» EXERCISE DETAILS:
Please copy out every line in the entries that includes the word "Adana".

[Records drawn from a dataset]
__________________________________________________

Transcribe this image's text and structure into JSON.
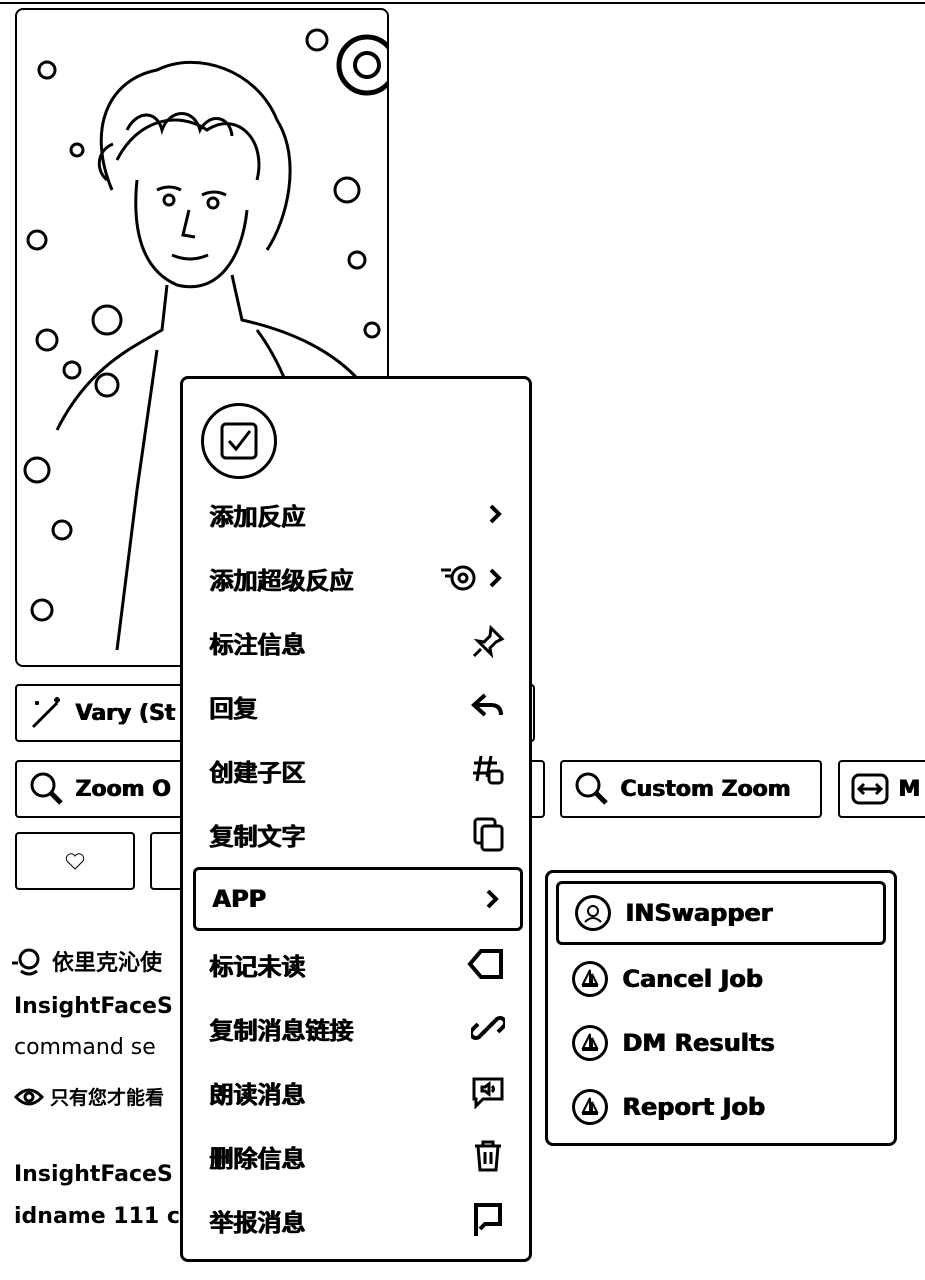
{
  "message": {
    "buttons": {
      "vary_label": "Vary (St",
      "zoom_out_label": "Zoom O",
      "custom_zoom_label": "Custom Zoom",
      "make_square_label": "M"
    },
    "bot_line_1": "依里克沁使",
    "bot_line_2": "InsightFaceS",
    "bot_line_3": "command se",
    "visibility_note": "只有您才能看",
    "bot_line_4": "InsightFaceS",
    "bot_line_5": "idname 111 cr"
  },
  "context_menu": {
    "items": [
      {
        "label": "添加反应",
        "icon": "chevron-right-icon"
      },
      {
        "label": "添加超级反应",
        "icon": "super-reaction-icon"
      },
      {
        "label": "标注信息",
        "icon": "pin-icon"
      },
      {
        "label": "回复",
        "icon": "reply-icon"
      },
      {
        "label": "创建子区",
        "icon": "thread-icon"
      },
      {
        "label": "复制文字",
        "icon": "copy-icon"
      },
      {
        "label": "APP",
        "icon": "chevron-right-icon"
      },
      {
        "label": "标记未读",
        "icon": "mark-unread-icon"
      },
      {
        "label": "复制消息链接",
        "icon": "link-icon"
      },
      {
        "label": "朗读消息",
        "icon": "speak-icon"
      },
      {
        "label": "删除信息",
        "icon": "trash-icon"
      },
      {
        "label": "举报消息",
        "icon": "flag-icon"
      }
    ]
  },
  "app_submenu": {
    "items": [
      {
        "label": "INSwapper",
        "icon": "inswapper-avatar-icon"
      },
      {
        "label": "Cancel Job",
        "icon": "midjourney-boat-icon"
      },
      {
        "label": "DM Results",
        "icon": "midjourney-boat-icon"
      },
      {
        "label": "Report Job",
        "icon": "midjourney-boat-icon"
      }
    ]
  }
}
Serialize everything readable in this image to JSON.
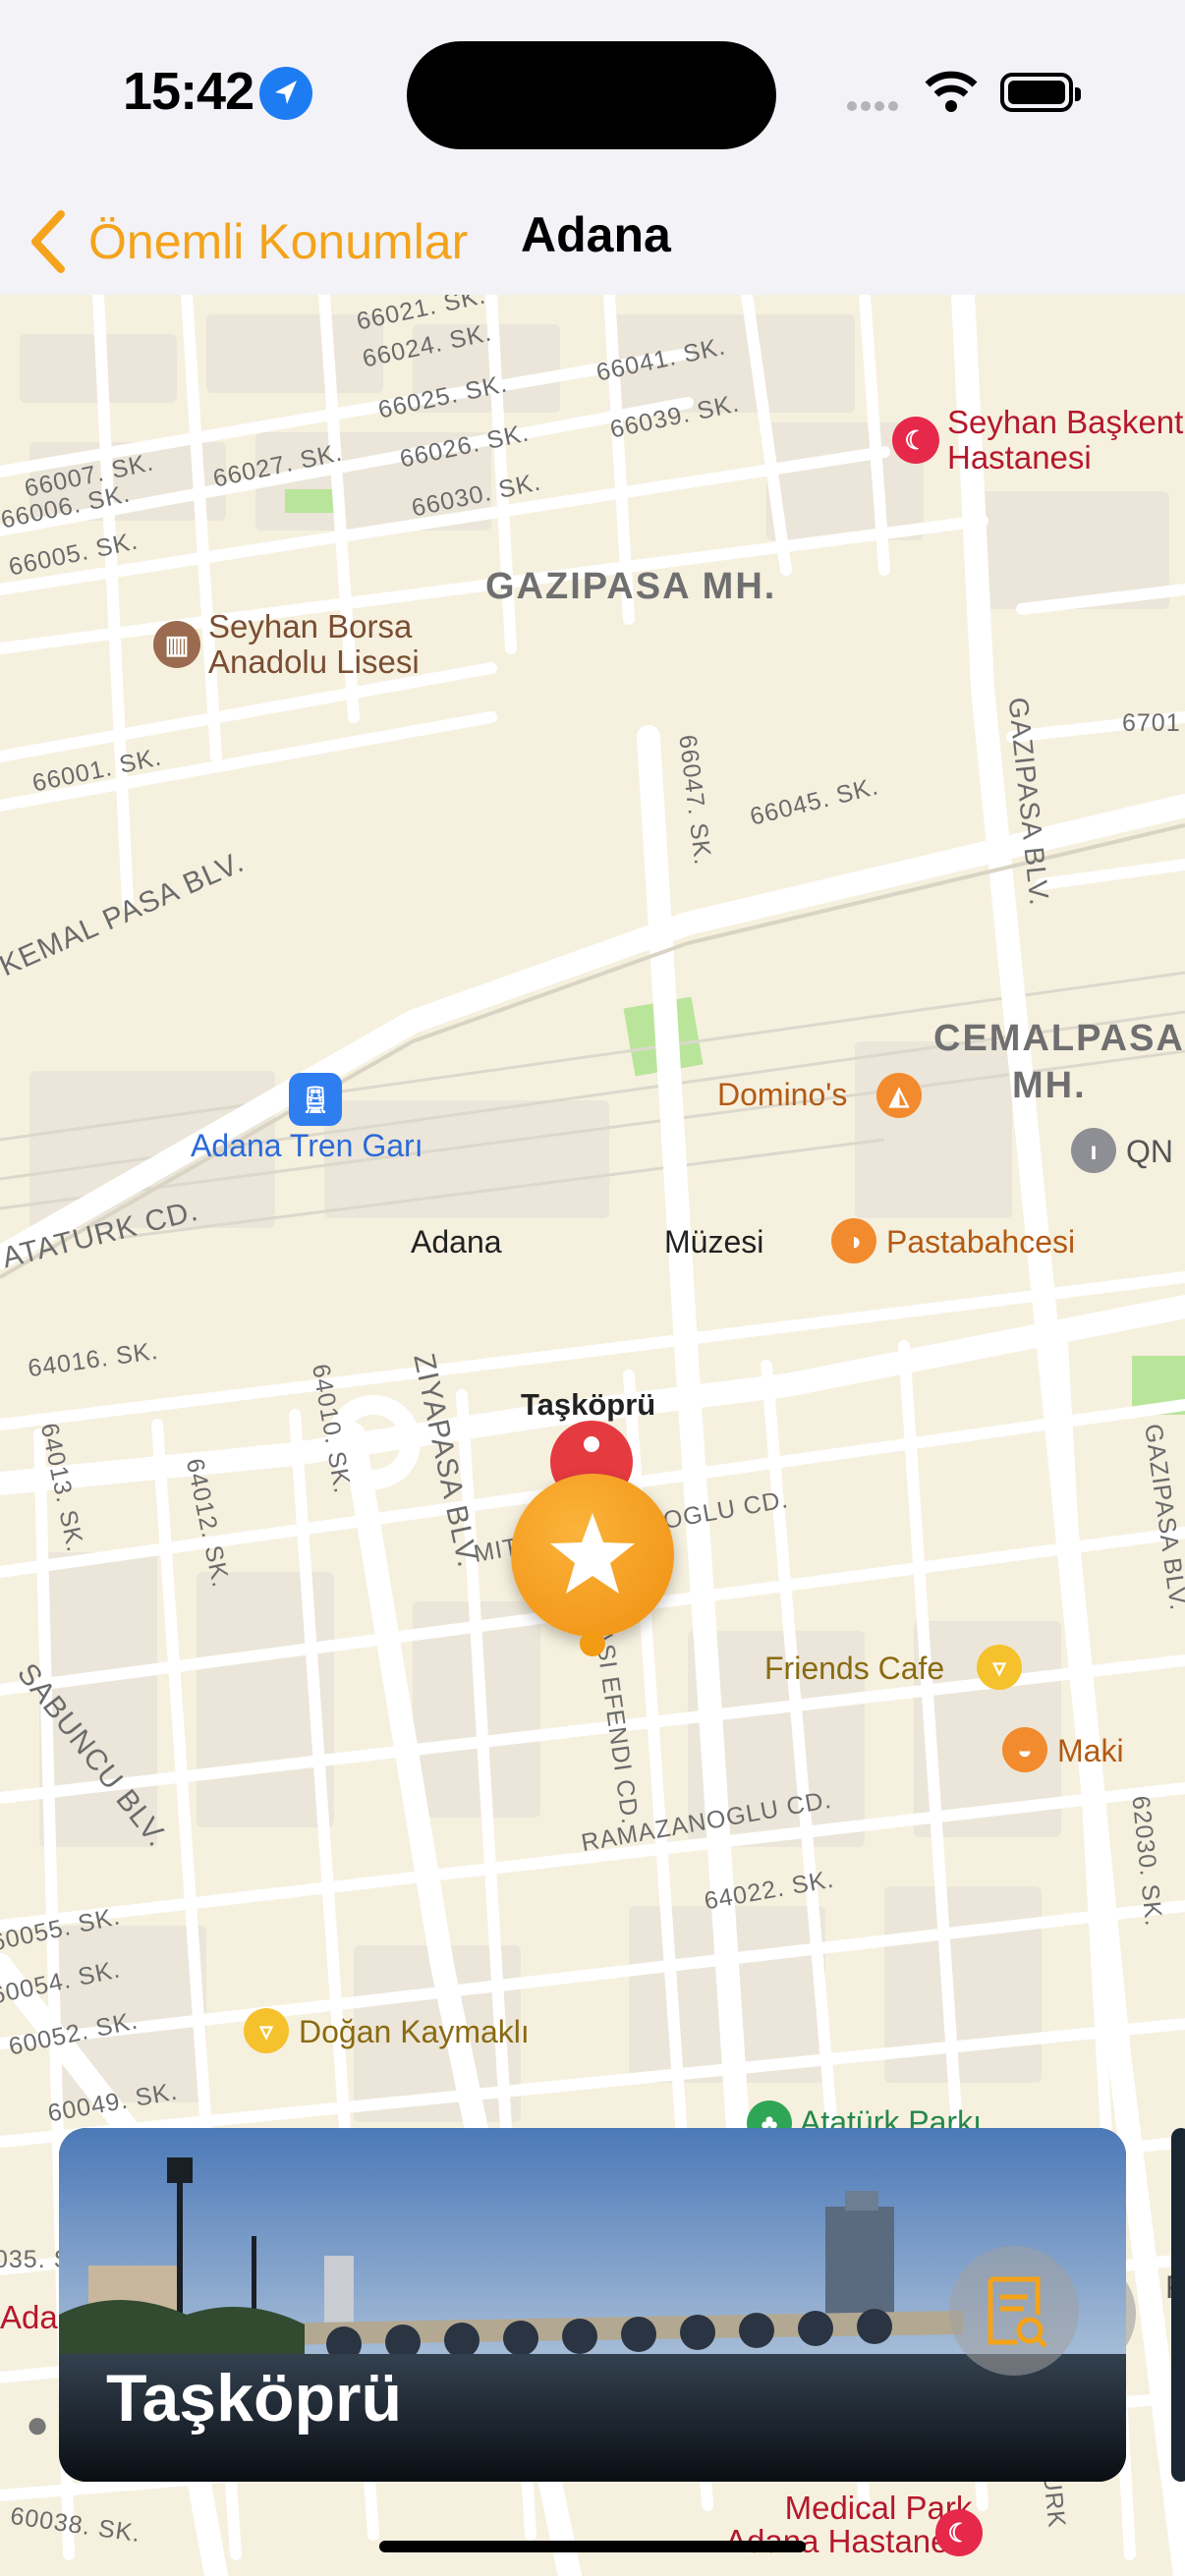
{
  "status": {
    "time": "15:42"
  },
  "nav": {
    "back_label": "Önemli Konumlar",
    "title": "Adana"
  },
  "map": {
    "streets": [
      "66021. SK.",
      "66024. SK.",
      "66025. SK.",
      "66026. SK.",
      "66030. SK.",
      "66027. SK.",
      "66041. SK.",
      "66039. SK.",
      "66007. SK.",
      "66006. SK.",
      "66005. SK.",
      "66001. SK.",
      "66047. SK.",
      "66045. SK.",
      "6701",
      "KEMAL PASA BLV.",
      "GAZIPASA BLV.",
      "ATATURK CD.",
      "64016. SK.",
      "64013. SK.",
      "64012. SK.",
      "64010. SK.",
      "ZIYAPASA BLV.",
      "MITHAT SARACOGLU CD.",
      "SINASI EFENDI CD.",
      "GAZIPASA BLV.",
      "SABUNCU BLV.",
      "RAMAZANOGLU CD.",
      "64022. SK.",
      "62030. SK.",
      "60055. SK.",
      "60054. SK.",
      "60052. SK.",
      "60049. SK.",
      "035. S",
      "60038. SK.",
      "ATATURK"
    ],
    "districts": {
      "gazipasa": "GAZIPASA MH.",
      "cemalpasa_1": "CEMALPASA",
      "cemalpasa_2": "MH."
    },
    "pois": {
      "hospital": {
        "line1": "Seyhan Başkent",
        "line2": "Hastanesi"
      },
      "school": {
        "line1": "Seyhan Borsa",
        "line2": "Anadolu Lisesi"
      },
      "train": "Adana Tren Garı",
      "dominos": "Domino's",
      "qn": "QN",
      "museum_left": "Adana",
      "museum_right": "Müzesi",
      "pastabahcesi": "Pastabahcesi",
      "taskopru": "Taşköprü",
      "friends": "Friends Cafe",
      "maki": "Maki",
      "dogan": "Doğan Kaymaklı",
      "ataturk_park": "Atatürk Parkı",
      "medical": {
        "line1": "Medical Park",
        "line2": "Adana Hastanesi"
      },
      "edge_left": "Adan",
      "edge_r": "R"
    }
  },
  "card": {
    "title": "Taşköprü"
  },
  "colors": {
    "accent": "#F4A31A",
    "map_bg": "#F6F0DF",
    "pin_red": "#E53A40"
  },
  "icons": [
    "location-arrow-icon",
    "wifi-icon",
    "battery-icon",
    "chevron-left-icon",
    "hospital-icon",
    "school-icon",
    "train-icon",
    "pizza-icon",
    "bakery-icon",
    "star-pin-icon",
    "basket-icon",
    "sushi-icon",
    "tree-icon",
    "compass-icon",
    "document-search-icon",
    "apple-logo-icon"
  ]
}
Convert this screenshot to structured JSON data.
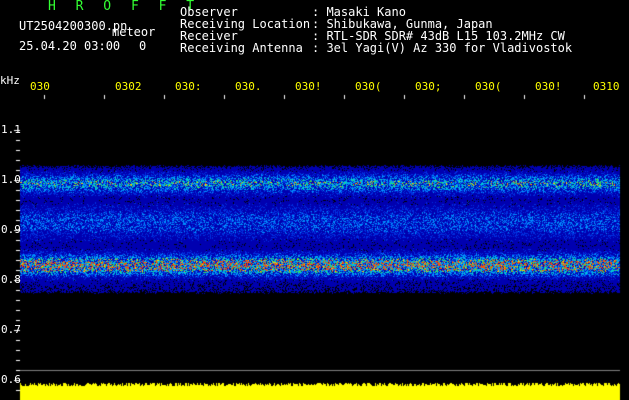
{
  "header": {
    "app_title": "H R O F F T",
    "filename": "UT2504200300.pn",
    "mode": "meteor",
    "datetime": "25.04.20 03:00",
    "count": "0",
    "info_labels": [
      "Observer",
      "Receiving Location",
      "Receiver",
      "Receiving Antenna"
    ],
    "info_values": [
      ": Masaki Kano",
      ": Shibukawa, Gunma, Japan",
      ": RTL-SDR SDR# 43dB L15 103.2MHz CW",
      ": 3el Yagi(V) Az 330 for Vladivostok"
    ]
  },
  "axis": {
    "unit": "kHz",
    "time_labels": [
      "030",
      "0302",
      "030:",
      "030.",
      "030!",
      "030(",
      "030;",
      "030(",
      "030!",
      "0310"
    ],
    "freq_labels": [
      "1.1",
      "1.0",
      "0.9",
      "0.8",
      "0.7",
      "0.6"
    ]
  },
  "colors": {
    "background": "#000000",
    "title": "#33ff33",
    "time_label": "#ffff00",
    "amplitude_bar": "#ffff00",
    "spectrum_low": "#0000aa",
    "spectrum_mid": "#00ccff",
    "spectrum_high": "#ffcc00"
  }
}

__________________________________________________

» RESULT OF THIS EXERCISE:
    "title": "Adana"
      "train": "Adana Tren Garı",
      "museum_left": "Adana",
        "line2": "Adana Hastanesi"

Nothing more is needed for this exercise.